+++ Data excerpts +++

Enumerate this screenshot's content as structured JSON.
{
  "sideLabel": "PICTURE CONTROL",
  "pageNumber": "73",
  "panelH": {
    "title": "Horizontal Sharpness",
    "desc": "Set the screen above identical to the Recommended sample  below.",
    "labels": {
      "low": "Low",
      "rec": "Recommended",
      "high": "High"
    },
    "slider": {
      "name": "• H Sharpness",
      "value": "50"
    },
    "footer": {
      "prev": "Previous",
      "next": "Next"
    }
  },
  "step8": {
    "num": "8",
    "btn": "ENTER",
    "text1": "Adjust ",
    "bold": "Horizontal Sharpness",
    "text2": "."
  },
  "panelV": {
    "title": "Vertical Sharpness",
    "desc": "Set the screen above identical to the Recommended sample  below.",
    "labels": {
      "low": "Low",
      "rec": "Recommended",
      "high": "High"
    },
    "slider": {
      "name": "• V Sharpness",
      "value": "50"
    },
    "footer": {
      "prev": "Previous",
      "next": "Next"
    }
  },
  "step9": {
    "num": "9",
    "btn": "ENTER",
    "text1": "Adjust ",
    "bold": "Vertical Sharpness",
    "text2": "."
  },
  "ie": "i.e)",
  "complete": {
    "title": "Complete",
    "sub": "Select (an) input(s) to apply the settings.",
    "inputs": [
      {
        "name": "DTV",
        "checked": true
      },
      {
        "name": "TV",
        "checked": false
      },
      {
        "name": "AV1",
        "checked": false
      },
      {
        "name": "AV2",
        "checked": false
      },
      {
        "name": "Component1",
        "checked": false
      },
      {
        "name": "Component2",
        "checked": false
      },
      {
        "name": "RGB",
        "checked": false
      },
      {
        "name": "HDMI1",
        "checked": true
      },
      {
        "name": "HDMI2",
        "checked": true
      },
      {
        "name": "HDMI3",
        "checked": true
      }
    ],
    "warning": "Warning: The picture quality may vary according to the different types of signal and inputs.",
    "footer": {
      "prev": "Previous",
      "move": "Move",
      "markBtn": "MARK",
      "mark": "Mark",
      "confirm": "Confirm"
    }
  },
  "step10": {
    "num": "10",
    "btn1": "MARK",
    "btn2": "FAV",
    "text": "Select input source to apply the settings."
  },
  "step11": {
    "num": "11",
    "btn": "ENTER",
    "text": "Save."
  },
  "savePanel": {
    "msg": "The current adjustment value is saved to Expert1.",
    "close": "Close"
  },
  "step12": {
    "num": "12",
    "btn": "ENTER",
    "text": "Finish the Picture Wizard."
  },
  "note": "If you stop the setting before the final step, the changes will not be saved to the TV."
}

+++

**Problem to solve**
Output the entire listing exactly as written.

**Solution for this exercise**
Enumerate this screenshot's content as structured JSON.
{
  "sideLabel": "PICTURE CONTROL",
  "pageNumber": "73",
  "panelH": {
    "title": "Horizontal Sharpness",
    "desc": "Set the screen above identical to the Recommended sample  below.",
    "labels": {
      "low": "Low",
      "rec": "Recommended",
      "high": "High"
    },
    "slider": {
      "name": "• H Sharpness",
      "value": "50"
    },
    "footer": {
      "prev": "Previous",
      "next": "Next"
    }
  },
  "step8": {
    "num": "8",
    "btn": "ENTER",
    "text1": "Adjust ",
    "bold": "Horizontal Sharpness",
    "text2": "."
  },
  "panelV": {
    "title": "Vertical Sharpness",
    "desc": "Set the screen above identical to the Recommended sample  below.",
    "labels": {
      "low": "Low",
      "rec": "Recommended",
      "high": "High"
    },
    "slider": {
      "name": "• V Sharpness",
      "value": "50"
    },
    "footer": {
      "prev": "Previous",
      "next": "Next"
    }
  },
  "step9": {
    "num": "9",
    "btn": "ENTER",
    "text1": "Adjust ",
    "bold": "Vertical Sharpness",
    "text2": "."
  },
  "ie": "i.e)",
  "complete": {
    "title": "Complete",
    "sub": "Select (an) input(s) to apply the settings.",
    "inputs": [
      {
        "name": "DTV",
        "checked": true
      },
      {
        "name": "TV",
        "checked": false
      },
      {
        "name": "AV1",
        "checked": false
      },
      {
        "name": "AV2",
        "checked": false
      },
      {
        "name": "Component1",
        "checked": false
      },
      {
        "name": "Component2",
        "checked": false
      },
      {
        "name": "RGB",
        "checked": false
      },
      {
        "name": "HDMI1",
        "checked": true
      },
      {
        "name": "HDMI2",
        "checked": true
      },
      {
        "name": "HDMI3",
        "checked": true
      }
    ],
    "warning": "Warning: The picture quality may vary according to the different types of signal and inputs.",
    "footer": {
      "prev": "Previous",
      "move": "Move",
      "markBtn": "MARK",
      "mark": "Mark",
      "confirm": "Confirm"
    }
  },
  "step10": {
    "num": "10",
    "btn1": "MARK",
    "btn2": "FAV",
    "text": "Select input source to apply the settings."
  },
  "step11": {
    "num": "11",
    "btn": "ENTER",
    "text": "Save."
  },
  "savePanel": {
    "msg": "The current adjustment value is saved to Expert1.",
    "close": "Close"
  },
  "step12": {
    "num": "12",
    "btn": "ENTER",
    "text": "Finish the Picture Wizard."
  },
  "note": "If you stop the setting before the final step, the changes will not be saved to the TV."
}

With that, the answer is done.